- [Given records]
○ ○ ○

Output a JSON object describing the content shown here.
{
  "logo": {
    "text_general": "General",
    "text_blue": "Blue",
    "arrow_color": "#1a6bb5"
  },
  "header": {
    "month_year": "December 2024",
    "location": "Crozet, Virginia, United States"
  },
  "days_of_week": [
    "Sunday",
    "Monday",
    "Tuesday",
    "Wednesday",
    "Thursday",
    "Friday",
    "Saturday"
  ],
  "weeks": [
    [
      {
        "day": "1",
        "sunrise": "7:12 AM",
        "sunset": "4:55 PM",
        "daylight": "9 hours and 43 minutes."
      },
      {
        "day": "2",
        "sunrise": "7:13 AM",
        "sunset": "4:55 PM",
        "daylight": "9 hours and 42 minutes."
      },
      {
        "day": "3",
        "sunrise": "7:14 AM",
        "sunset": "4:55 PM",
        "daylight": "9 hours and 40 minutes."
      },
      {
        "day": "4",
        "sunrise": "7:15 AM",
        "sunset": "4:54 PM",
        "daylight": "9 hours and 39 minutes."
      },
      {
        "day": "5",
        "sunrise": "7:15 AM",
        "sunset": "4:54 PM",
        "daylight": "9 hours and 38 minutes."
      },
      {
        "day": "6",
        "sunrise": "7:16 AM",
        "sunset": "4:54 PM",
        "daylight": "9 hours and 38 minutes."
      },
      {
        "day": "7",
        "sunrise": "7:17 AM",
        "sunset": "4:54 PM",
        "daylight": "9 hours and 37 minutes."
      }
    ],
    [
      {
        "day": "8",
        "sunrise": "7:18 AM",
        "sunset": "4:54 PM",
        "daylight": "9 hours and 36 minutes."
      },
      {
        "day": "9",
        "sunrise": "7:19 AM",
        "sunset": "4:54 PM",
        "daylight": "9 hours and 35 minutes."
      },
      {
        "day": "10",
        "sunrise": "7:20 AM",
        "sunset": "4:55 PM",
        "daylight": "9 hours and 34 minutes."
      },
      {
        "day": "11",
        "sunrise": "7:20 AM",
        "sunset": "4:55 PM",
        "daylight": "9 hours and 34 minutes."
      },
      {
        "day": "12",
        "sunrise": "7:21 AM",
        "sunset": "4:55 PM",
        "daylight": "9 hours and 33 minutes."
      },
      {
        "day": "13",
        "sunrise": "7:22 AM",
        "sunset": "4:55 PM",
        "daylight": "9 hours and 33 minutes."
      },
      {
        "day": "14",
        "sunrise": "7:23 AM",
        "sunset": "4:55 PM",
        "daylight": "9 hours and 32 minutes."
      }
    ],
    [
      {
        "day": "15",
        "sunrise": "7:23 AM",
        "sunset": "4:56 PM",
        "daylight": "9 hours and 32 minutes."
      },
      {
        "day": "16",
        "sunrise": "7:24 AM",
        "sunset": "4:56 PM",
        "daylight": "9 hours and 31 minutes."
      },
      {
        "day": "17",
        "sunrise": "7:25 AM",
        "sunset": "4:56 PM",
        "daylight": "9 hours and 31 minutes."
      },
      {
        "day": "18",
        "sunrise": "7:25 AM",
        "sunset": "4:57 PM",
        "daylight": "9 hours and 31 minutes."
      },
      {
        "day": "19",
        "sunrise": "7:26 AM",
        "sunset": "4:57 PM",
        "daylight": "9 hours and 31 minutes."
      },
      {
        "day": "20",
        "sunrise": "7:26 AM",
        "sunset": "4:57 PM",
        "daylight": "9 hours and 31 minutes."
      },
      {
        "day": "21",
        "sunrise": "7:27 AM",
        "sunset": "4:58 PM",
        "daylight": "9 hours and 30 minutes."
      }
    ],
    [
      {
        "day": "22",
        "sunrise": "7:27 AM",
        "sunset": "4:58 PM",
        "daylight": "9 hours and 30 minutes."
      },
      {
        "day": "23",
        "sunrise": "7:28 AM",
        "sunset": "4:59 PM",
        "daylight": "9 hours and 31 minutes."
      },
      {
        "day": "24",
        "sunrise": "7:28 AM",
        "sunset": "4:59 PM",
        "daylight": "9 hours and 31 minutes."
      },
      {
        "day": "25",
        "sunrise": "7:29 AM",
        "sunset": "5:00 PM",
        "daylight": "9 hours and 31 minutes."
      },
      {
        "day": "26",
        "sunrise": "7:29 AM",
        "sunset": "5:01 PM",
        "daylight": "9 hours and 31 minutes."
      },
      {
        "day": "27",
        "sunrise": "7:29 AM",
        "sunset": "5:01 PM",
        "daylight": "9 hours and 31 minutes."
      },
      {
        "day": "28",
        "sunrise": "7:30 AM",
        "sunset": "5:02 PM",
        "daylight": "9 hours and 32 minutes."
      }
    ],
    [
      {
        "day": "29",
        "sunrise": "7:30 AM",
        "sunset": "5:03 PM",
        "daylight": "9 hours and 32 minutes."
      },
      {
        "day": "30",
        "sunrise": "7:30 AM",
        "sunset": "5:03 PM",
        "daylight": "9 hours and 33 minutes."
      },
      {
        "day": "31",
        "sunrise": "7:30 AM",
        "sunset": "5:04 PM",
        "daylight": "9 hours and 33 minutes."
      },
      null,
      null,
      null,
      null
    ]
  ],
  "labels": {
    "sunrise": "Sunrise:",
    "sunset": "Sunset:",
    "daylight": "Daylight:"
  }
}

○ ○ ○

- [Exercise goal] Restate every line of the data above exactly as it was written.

- [Exercise answer]
Output a JSON object describing the content shown here.
{
  "logo": {
    "text_general": "General",
    "text_blue": "Blue",
    "arrow_color": "#1a6bb5"
  },
  "header": {
    "month_year": "December 2024",
    "location": "Crozet, Virginia, United States"
  },
  "days_of_week": [
    "Sunday",
    "Monday",
    "Tuesday",
    "Wednesday",
    "Thursday",
    "Friday",
    "Saturday"
  ],
  "weeks": [
    [
      {
        "day": "1",
        "sunrise": "7:12 AM",
        "sunset": "4:55 PM",
        "daylight": "9 hours and 43 minutes."
      },
      {
        "day": "2",
        "sunrise": "7:13 AM",
        "sunset": "4:55 PM",
        "daylight": "9 hours and 42 minutes."
      },
      {
        "day": "3",
        "sunrise": "7:14 AM",
        "sunset": "4:55 PM",
        "daylight": "9 hours and 40 minutes."
      },
      {
        "day": "4",
        "sunrise": "7:15 AM",
        "sunset": "4:54 PM",
        "daylight": "9 hours and 39 minutes."
      },
      {
        "day": "5",
        "sunrise": "7:15 AM",
        "sunset": "4:54 PM",
        "daylight": "9 hours and 38 minutes."
      },
      {
        "day": "6",
        "sunrise": "7:16 AM",
        "sunset": "4:54 PM",
        "daylight": "9 hours and 38 minutes."
      },
      {
        "day": "7",
        "sunrise": "7:17 AM",
        "sunset": "4:54 PM",
        "daylight": "9 hours and 37 minutes."
      }
    ],
    [
      {
        "day": "8",
        "sunrise": "7:18 AM",
        "sunset": "4:54 PM",
        "daylight": "9 hours and 36 minutes."
      },
      {
        "day": "9",
        "sunrise": "7:19 AM",
        "sunset": "4:54 PM",
        "daylight": "9 hours and 35 minutes."
      },
      {
        "day": "10",
        "sunrise": "7:20 AM",
        "sunset": "4:55 PM",
        "daylight": "9 hours and 34 minutes."
      },
      {
        "day": "11",
        "sunrise": "7:20 AM",
        "sunset": "4:55 PM",
        "daylight": "9 hours and 34 minutes."
      },
      {
        "day": "12",
        "sunrise": "7:21 AM",
        "sunset": "4:55 PM",
        "daylight": "9 hours and 33 minutes."
      },
      {
        "day": "13",
        "sunrise": "7:22 AM",
        "sunset": "4:55 PM",
        "daylight": "9 hours and 33 minutes."
      },
      {
        "day": "14",
        "sunrise": "7:23 AM",
        "sunset": "4:55 PM",
        "daylight": "9 hours and 32 minutes."
      }
    ],
    [
      {
        "day": "15",
        "sunrise": "7:23 AM",
        "sunset": "4:56 PM",
        "daylight": "9 hours and 32 minutes."
      },
      {
        "day": "16",
        "sunrise": "7:24 AM",
        "sunset": "4:56 PM",
        "daylight": "9 hours and 31 minutes."
      },
      {
        "day": "17",
        "sunrise": "7:25 AM",
        "sunset": "4:56 PM",
        "daylight": "9 hours and 31 minutes."
      },
      {
        "day": "18",
        "sunrise": "7:25 AM",
        "sunset": "4:57 PM",
        "daylight": "9 hours and 31 minutes."
      },
      {
        "day": "19",
        "sunrise": "7:26 AM",
        "sunset": "4:57 PM",
        "daylight": "9 hours and 31 minutes."
      },
      {
        "day": "20",
        "sunrise": "7:26 AM",
        "sunset": "4:57 PM",
        "daylight": "9 hours and 31 minutes."
      },
      {
        "day": "21",
        "sunrise": "7:27 AM",
        "sunset": "4:58 PM",
        "daylight": "9 hours and 30 minutes."
      }
    ],
    [
      {
        "day": "22",
        "sunrise": "7:27 AM",
        "sunset": "4:58 PM",
        "daylight": "9 hours and 30 minutes."
      },
      {
        "day": "23",
        "sunrise": "7:28 AM",
        "sunset": "4:59 PM",
        "daylight": "9 hours and 31 minutes."
      },
      {
        "day": "24",
        "sunrise": "7:28 AM",
        "sunset": "4:59 PM",
        "daylight": "9 hours and 31 minutes."
      },
      {
        "day": "25",
        "sunrise": "7:29 AM",
        "sunset": "5:00 PM",
        "daylight": "9 hours and 31 minutes."
      },
      {
        "day": "26",
        "sunrise": "7:29 AM",
        "sunset": "5:01 PM",
        "daylight": "9 hours and 31 minutes."
      },
      {
        "day": "27",
        "sunrise": "7:29 AM",
        "sunset": "5:01 PM",
        "daylight": "9 hours and 31 minutes."
      },
      {
        "day": "28",
        "sunrise": "7:30 AM",
        "sunset": "5:02 PM",
        "daylight": "9 hours and 32 minutes."
      }
    ],
    [
      {
        "day": "29",
        "sunrise": "7:30 AM",
        "sunset": "5:03 PM",
        "daylight": "9 hours and 32 minutes."
      },
      {
        "day": "30",
        "sunrise": "7:30 AM",
        "sunset": "5:03 PM",
        "daylight": "9 hours and 33 minutes."
      },
      {
        "day": "31",
        "sunrise": "7:30 AM",
        "sunset": "5:04 PM",
        "daylight": "9 hours and 33 minutes."
      },
      null,
      null,
      null,
      null
    ]
  ],
  "labels": {
    "sunrise": "Sunrise:",
    "sunset": "Sunset:",
    "daylight": "Daylight:"
  }
}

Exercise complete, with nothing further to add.